(Dataset rows for apps and sites)

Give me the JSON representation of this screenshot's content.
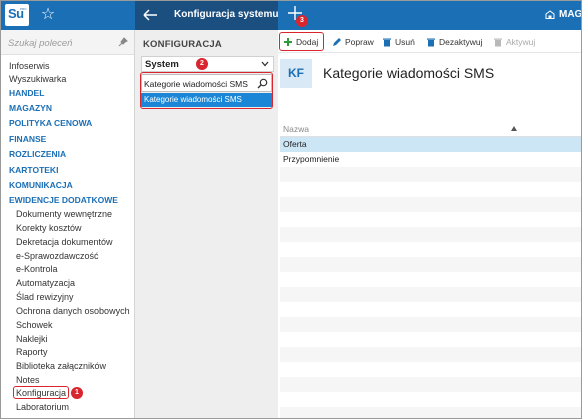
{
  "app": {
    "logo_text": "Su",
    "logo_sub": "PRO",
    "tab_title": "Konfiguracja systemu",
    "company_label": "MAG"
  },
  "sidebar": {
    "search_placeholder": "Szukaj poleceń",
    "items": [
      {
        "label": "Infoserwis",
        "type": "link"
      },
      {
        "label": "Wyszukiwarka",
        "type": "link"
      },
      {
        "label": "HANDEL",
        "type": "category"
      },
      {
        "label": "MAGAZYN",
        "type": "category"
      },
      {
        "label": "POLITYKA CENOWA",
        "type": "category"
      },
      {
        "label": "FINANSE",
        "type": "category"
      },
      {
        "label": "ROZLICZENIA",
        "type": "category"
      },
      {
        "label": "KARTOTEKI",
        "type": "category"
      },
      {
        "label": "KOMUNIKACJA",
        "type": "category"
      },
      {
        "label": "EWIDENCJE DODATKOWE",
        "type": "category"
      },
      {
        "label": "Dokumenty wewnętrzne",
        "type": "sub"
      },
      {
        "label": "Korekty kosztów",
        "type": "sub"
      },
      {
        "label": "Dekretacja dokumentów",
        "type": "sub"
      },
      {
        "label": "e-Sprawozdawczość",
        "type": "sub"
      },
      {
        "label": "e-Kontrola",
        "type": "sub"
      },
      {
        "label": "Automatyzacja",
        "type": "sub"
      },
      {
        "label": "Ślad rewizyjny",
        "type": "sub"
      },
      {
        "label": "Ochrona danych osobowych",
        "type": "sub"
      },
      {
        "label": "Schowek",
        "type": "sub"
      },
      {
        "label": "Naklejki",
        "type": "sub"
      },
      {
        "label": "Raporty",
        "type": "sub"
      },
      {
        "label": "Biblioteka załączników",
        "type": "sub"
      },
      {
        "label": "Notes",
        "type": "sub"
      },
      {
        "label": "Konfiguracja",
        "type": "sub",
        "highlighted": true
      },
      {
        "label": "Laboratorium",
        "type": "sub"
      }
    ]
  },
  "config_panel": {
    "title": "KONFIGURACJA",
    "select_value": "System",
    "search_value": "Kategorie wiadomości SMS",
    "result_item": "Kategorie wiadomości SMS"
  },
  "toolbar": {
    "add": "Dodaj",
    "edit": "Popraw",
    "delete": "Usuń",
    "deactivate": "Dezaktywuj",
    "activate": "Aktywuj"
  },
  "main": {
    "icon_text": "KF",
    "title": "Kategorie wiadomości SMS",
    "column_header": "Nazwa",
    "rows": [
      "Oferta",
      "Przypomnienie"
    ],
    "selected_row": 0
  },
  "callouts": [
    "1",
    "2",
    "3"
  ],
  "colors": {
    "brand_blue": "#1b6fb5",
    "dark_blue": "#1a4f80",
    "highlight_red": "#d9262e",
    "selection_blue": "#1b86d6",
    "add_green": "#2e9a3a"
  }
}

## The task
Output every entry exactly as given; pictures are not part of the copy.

## Result below
Give me the JSON representation of this screenshot's content.
{
  "app": {
    "logo_text": "Su",
    "logo_sub": "PRO",
    "tab_title": "Konfiguracja systemu",
    "company_label": "MAG"
  },
  "sidebar": {
    "search_placeholder": "Szukaj poleceń",
    "items": [
      {
        "label": "Infoserwis",
        "type": "link"
      },
      {
        "label": "Wyszukiwarka",
        "type": "link"
      },
      {
        "label": "HANDEL",
        "type": "category"
      },
      {
        "label": "MAGAZYN",
        "type": "category"
      },
      {
        "label": "POLITYKA CENOWA",
        "type": "category"
      },
      {
        "label": "FINANSE",
        "type": "category"
      },
      {
        "label": "ROZLICZENIA",
        "type": "category"
      },
      {
        "label": "KARTOTEKI",
        "type": "category"
      },
      {
        "label": "KOMUNIKACJA",
        "type": "category"
      },
      {
        "label": "EWIDENCJE DODATKOWE",
        "type": "category"
      },
      {
        "label": "Dokumenty wewnętrzne",
        "type": "sub"
      },
      {
        "label": "Korekty kosztów",
        "type": "sub"
      },
      {
        "label": "Dekretacja dokumentów",
        "type": "sub"
      },
      {
        "label": "e-Sprawozdawczość",
        "type": "sub"
      },
      {
        "label": "e-Kontrola",
        "type": "sub"
      },
      {
        "label": "Automatyzacja",
        "type": "sub"
      },
      {
        "label": "Ślad rewizyjny",
        "type": "sub"
      },
      {
        "label": "Ochrona danych osobowych",
        "type": "sub"
      },
      {
        "label": "Schowek",
        "type": "sub"
      },
      {
        "label": "Naklejki",
        "type": "sub"
      },
      {
        "label": "Raporty",
        "type": "sub"
      },
      {
        "label": "Biblioteka załączników",
        "type": "sub"
      },
      {
        "label": "Notes",
        "type": "sub"
      },
      {
        "label": "Konfiguracja",
        "type": "sub",
        "highlighted": true
      },
      {
        "label": "Laboratorium",
        "type": "sub"
      }
    ]
  },
  "config_panel": {
    "title": "KONFIGURACJA",
    "select_value": "System",
    "search_value": "Kategorie wiadomości SMS",
    "result_item": "Kategorie wiadomości SMS"
  },
  "toolbar": {
    "add": "Dodaj",
    "edit": "Popraw",
    "delete": "Usuń",
    "deactivate": "Dezaktywuj",
    "activate": "Aktywuj"
  },
  "main": {
    "icon_text": "KF",
    "title": "Kategorie wiadomości SMS",
    "column_header": "Nazwa",
    "rows": [
      "Oferta",
      "Przypomnienie"
    ],
    "selected_row": 0
  },
  "callouts": [
    "1",
    "2",
    "3"
  ],
  "colors": {
    "brand_blue": "#1b6fb5",
    "dark_blue": "#1a4f80",
    "highlight_red": "#d9262e",
    "selection_blue": "#1b86d6",
    "add_green": "#2e9a3a"
  }
}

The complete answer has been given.